▸ **ASSIGNED TASK**
What the response needs is every record, repeated verbatim, and no images.

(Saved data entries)
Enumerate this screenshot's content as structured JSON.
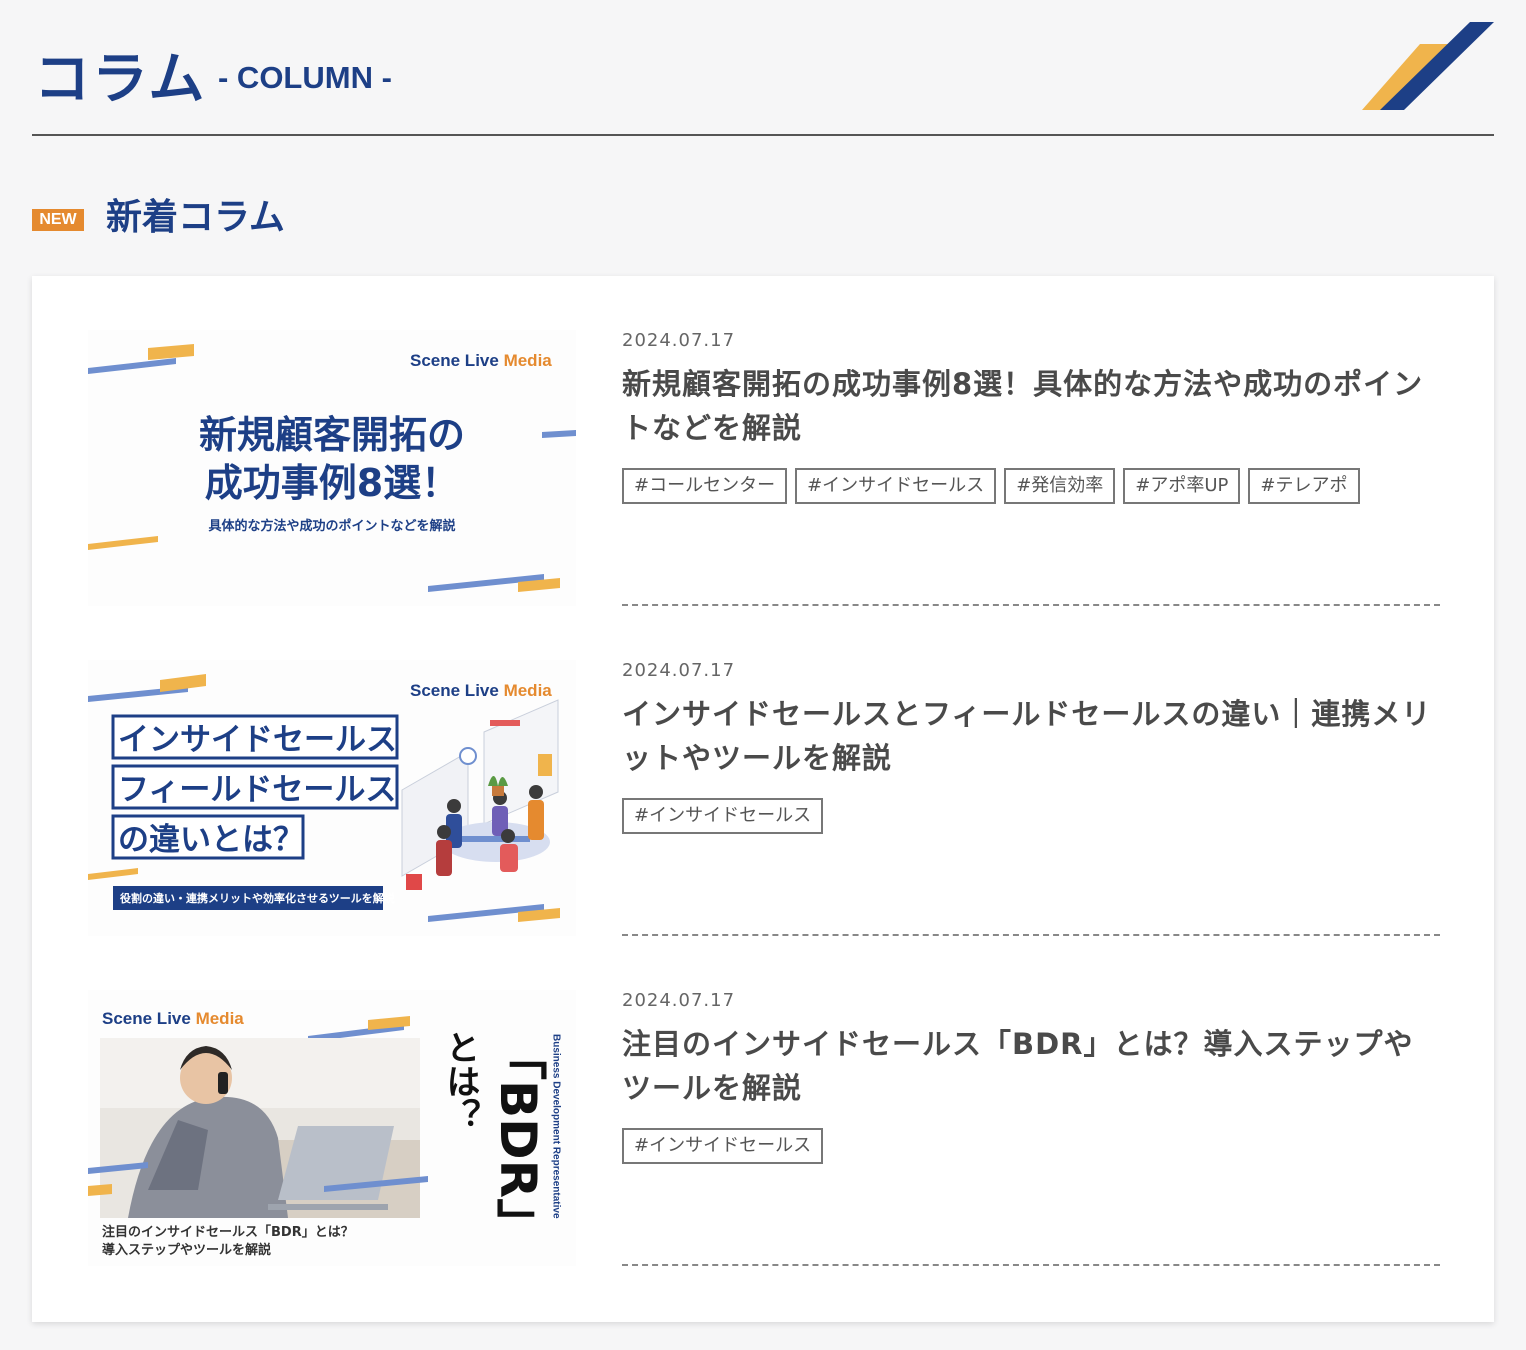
{
  "header": {
    "title": "コラム",
    "subtitle": "- COLUMN -"
  },
  "section": {
    "badge": "NEW",
    "title": "新着コラム"
  },
  "colors": {
    "brand_blue": "#1d3f86",
    "accent_orange": "#e58a2f",
    "accent_yellow": "#f0b44c",
    "light_blue": "#6f8fcf"
  },
  "articles": [
    {
      "date": "2024.07.17",
      "title": "新規顧客開拓の成功事例8選！具体的な方法や成功のポイントなどを解説",
      "tags": [
        "#コールセンター",
        "#インサイドセールス",
        "#発信効率",
        "#アポ率UP",
        "#テレアポ"
      ],
      "thumb": {
        "brand_prefix": "Scene Live ",
        "brand_suffix": "Media",
        "line1": "新規顧客開拓の",
        "line2": "成功事例8選！",
        "caption": "具体的な方法や成功のポイントなどを解説"
      }
    },
    {
      "date": "2024.07.17",
      "title": "インサイドセールスとフィールドセールスの違い｜連携メリットやツールを解説",
      "tags": [
        "#インサイドセールス"
      ],
      "thumb": {
        "brand_prefix": "Scene Live ",
        "brand_suffix": "Media",
        "box1": "インサイドセールス",
        "box2": "フィールドセールス",
        "box3": "の違いとは？",
        "caption": "役割の違い・連携メリットや効率化させるツールを解説"
      }
    },
    {
      "date": "2024.07.17",
      "title": "注目のインサイドセールス「BDR」とは？導入ステップやツールを解説",
      "tags": [
        "#インサイドセールス"
      ],
      "thumb": {
        "brand_prefix": "Scene Live ",
        "brand_suffix": "Media",
        "vertical_big": "「BDR」",
        "vertical_small": "とは？",
        "vertical_en": "Business Development Representative",
        "caption1": "注目のインサイドセールス「BDR」とは？",
        "caption2": "導入ステップやツールを解説"
      }
    }
  ]
}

▸ **TASK RESPONSE**
Enumerate this screenshot's content as structured JSON.
{
  "header": {
    "title": "コラム",
    "subtitle": "- COLUMN -"
  },
  "section": {
    "badge": "NEW",
    "title": "新着コラム"
  },
  "colors": {
    "brand_blue": "#1d3f86",
    "accent_orange": "#e58a2f",
    "accent_yellow": "#f0b44c",
    "light_blue": "#6f8fcf"
  },
  "articles": [
    {
      "date": "2024.07.17",
      "title": "新規顧客開拓の成功事例8選！具体的な方法や成功のポイントなどを解説",
      "tags": [
        "#コールセンター",
        "#インサイドセールス",
        "#発信効率",
        "#アポ率UP",
        "#テレアポ"
      ],
      "thumb": {
        "brand_prefix": "Scene Live ",
        "brand_suffix": "Media",
        "line1": "新規顧客開拓の",
        "line2": "成功事例8選！",
        "caption": "具体的な方法や成功のポイントなどを解説"
      }
    },
    {
      "date": "2024.07.17",
      "title": "インサイドセールスとフィールドセールスの違い｜連携メリットやツールを解説",
      "tags": [
        "#インサイドセールス"
      ],
      "thumb": {
        "brand_prefix": "Scene Live ",
        "brand_suffix": "Media",
        "box1": "インサイドセールス",
        "box2": "フィールドセールス",
        "box3": "の違いとは？",
        "caption": "役割の違い・連携メリットや効率化させるツールを解説"
      }
    },
    {
      "date": "2024.07.17",
      "title": "注目のインサイドセールス「BDR」とは？導入ステップやツールを解説",
      "tags": [
        "#インサイドセールス"
      ],
      "thumb": {
        "brand_prefix": "Scene Live ",
        "brand_suffix": "Media",
        "vertical_big": "「BDR」",
        "vertical_small": "とは？",
        "vertical_en": "Business Development Representative",
        "caption1": "注目のインサイドセールス「BDR」とは？",
        "caption2": "導入ステップやツールを解説"
      }
    }
  ]
}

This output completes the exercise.